Problem to solve: Where the word "version" occurs in a line of the data, return the whole line.

Data records:
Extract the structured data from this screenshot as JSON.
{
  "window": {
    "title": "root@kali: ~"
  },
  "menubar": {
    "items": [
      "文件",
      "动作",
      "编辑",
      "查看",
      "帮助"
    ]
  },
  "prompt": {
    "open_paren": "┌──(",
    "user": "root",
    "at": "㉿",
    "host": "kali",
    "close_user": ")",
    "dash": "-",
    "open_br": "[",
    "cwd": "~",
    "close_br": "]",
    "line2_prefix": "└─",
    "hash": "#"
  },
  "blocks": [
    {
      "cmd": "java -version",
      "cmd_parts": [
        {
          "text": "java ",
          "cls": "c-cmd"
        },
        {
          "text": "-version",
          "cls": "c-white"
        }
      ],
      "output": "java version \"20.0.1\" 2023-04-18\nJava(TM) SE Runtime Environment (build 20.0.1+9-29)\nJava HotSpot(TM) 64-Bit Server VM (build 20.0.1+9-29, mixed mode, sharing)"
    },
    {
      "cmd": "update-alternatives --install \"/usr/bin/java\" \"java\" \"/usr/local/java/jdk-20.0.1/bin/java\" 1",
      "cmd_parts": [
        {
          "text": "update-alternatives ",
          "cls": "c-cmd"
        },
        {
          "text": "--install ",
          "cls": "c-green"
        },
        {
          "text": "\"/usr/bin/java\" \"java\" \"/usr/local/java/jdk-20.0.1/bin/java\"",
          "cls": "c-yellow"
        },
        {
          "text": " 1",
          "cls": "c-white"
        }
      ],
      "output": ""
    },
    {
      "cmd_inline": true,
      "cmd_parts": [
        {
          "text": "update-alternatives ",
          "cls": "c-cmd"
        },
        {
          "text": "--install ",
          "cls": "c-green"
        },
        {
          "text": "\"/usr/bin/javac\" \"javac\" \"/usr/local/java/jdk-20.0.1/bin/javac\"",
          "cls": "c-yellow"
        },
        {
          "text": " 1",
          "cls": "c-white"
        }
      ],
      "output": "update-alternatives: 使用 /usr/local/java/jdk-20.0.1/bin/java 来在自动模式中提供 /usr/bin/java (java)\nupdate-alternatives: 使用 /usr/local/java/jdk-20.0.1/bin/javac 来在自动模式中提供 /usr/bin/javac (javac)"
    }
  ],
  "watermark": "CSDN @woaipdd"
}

Answer box:
      "cmd": "java -version",
          "text": "-version",
      "output": "java version \"20.0.1\" 2023-04-18\nJava(TM) SE Runtime Environment (build 20.0.1+9-29)\nJava HotSpot(TM) 64-Bit Server VM (build 20.0.1+9-29, mixed mode, sharing)"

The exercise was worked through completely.